*** Opening Records for processing ***
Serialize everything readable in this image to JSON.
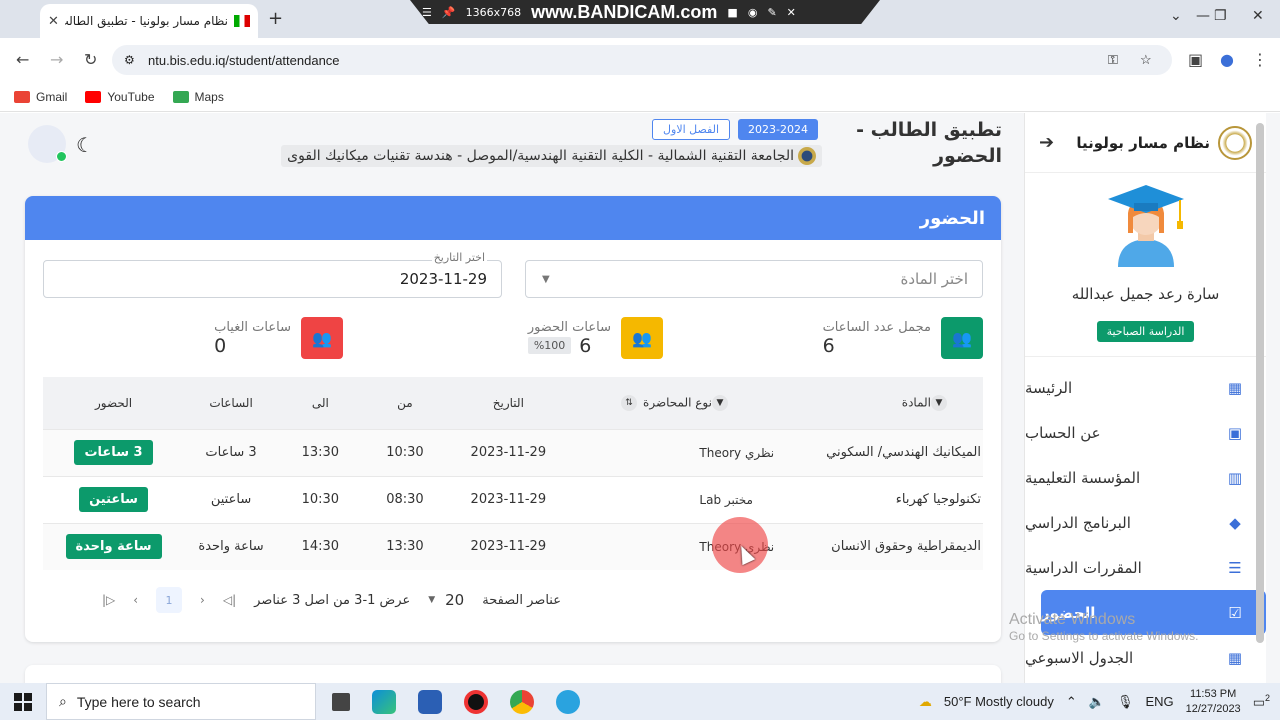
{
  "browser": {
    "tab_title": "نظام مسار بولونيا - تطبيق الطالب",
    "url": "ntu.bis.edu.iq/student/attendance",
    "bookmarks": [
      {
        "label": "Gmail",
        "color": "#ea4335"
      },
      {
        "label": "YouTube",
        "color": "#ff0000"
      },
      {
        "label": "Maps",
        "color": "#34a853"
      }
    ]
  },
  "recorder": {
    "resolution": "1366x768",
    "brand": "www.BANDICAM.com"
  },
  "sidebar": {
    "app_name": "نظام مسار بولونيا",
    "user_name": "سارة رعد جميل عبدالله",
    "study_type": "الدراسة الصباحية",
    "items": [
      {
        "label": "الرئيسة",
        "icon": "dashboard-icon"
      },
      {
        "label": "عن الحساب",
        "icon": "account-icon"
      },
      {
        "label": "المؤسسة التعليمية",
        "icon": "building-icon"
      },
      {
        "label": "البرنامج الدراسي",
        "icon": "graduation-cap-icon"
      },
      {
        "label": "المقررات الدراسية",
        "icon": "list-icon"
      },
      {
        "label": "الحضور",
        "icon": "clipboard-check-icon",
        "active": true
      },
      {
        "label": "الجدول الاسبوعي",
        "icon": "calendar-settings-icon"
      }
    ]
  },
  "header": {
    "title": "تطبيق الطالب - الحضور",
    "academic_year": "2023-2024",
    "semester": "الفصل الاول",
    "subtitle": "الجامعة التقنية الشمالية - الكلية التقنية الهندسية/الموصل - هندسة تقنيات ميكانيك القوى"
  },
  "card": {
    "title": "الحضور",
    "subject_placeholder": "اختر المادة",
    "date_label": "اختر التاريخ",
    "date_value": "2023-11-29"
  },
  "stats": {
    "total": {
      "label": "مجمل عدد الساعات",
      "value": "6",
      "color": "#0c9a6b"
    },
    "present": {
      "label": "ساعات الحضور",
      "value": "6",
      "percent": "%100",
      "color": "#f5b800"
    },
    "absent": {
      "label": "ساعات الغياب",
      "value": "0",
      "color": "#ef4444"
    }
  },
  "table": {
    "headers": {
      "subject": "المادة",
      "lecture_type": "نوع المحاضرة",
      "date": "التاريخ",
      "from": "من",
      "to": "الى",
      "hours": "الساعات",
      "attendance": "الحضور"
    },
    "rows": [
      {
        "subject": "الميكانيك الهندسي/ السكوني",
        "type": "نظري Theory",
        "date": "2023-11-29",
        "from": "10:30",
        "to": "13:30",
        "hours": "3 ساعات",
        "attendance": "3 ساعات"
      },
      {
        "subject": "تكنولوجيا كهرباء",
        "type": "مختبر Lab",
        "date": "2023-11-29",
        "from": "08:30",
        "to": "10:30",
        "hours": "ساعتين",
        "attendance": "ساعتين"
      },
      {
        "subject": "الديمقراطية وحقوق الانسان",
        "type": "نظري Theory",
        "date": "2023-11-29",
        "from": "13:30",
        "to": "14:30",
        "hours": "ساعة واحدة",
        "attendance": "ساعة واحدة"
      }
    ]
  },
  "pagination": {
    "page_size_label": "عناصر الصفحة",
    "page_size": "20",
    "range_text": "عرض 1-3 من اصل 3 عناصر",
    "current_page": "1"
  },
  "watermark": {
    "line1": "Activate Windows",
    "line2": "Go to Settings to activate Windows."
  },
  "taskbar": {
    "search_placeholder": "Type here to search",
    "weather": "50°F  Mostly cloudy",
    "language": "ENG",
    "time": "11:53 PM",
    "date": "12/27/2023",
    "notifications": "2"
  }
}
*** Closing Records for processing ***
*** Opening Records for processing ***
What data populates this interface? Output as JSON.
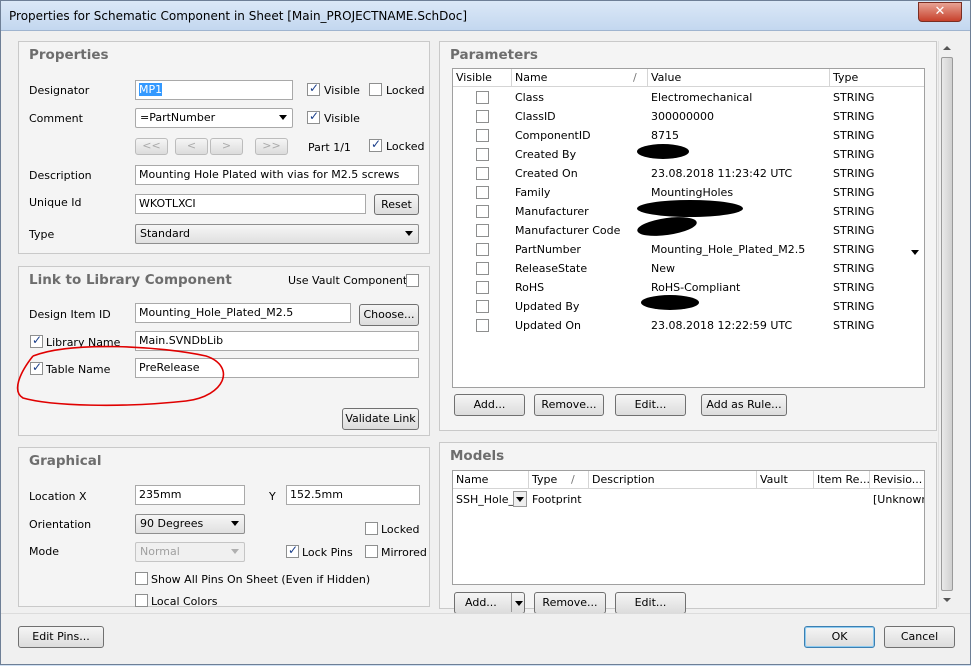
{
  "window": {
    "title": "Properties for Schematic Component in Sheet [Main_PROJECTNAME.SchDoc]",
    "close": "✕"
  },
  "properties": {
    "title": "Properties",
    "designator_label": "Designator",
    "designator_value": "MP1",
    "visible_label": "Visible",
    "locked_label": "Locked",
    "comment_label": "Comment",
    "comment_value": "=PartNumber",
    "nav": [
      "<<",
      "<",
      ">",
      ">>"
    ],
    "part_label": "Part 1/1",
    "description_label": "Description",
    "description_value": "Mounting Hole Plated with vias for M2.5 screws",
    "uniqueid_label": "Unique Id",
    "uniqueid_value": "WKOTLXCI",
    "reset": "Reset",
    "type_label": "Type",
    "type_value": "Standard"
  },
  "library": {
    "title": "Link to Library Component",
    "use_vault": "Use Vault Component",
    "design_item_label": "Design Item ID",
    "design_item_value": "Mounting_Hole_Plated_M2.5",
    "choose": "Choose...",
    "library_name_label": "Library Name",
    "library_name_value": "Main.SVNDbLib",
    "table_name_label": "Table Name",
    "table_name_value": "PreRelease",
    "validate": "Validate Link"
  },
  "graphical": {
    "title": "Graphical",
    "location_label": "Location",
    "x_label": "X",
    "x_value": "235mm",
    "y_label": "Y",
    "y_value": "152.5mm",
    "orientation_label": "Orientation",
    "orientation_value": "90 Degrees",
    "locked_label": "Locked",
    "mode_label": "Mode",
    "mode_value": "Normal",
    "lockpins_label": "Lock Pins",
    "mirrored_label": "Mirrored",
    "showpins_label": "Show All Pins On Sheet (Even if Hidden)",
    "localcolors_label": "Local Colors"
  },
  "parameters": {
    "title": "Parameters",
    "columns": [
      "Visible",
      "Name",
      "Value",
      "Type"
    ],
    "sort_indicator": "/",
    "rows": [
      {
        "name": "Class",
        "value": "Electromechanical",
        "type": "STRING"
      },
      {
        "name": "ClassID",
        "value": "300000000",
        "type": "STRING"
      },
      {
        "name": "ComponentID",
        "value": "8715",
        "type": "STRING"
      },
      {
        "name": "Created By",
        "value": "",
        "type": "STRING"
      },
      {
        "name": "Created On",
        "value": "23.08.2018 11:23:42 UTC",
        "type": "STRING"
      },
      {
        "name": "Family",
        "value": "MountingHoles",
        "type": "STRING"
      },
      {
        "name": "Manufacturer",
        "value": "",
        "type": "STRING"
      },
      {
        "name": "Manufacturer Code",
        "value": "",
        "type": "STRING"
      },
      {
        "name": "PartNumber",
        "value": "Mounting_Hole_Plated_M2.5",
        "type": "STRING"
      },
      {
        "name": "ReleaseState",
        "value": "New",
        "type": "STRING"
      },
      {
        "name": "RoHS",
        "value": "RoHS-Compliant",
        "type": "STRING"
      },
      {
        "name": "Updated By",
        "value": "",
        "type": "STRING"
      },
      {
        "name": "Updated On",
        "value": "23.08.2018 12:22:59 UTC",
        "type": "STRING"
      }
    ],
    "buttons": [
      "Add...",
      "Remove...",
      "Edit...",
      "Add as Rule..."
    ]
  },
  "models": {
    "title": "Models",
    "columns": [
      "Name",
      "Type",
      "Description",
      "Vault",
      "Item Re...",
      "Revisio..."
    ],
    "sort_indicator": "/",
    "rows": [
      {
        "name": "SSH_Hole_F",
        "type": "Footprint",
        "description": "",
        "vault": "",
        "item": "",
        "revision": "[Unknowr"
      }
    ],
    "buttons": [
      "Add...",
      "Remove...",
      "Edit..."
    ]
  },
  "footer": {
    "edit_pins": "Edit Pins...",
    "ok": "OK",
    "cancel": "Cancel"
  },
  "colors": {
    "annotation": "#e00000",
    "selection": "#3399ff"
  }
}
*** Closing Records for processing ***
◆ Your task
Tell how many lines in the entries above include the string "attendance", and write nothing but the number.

◆ Solution
5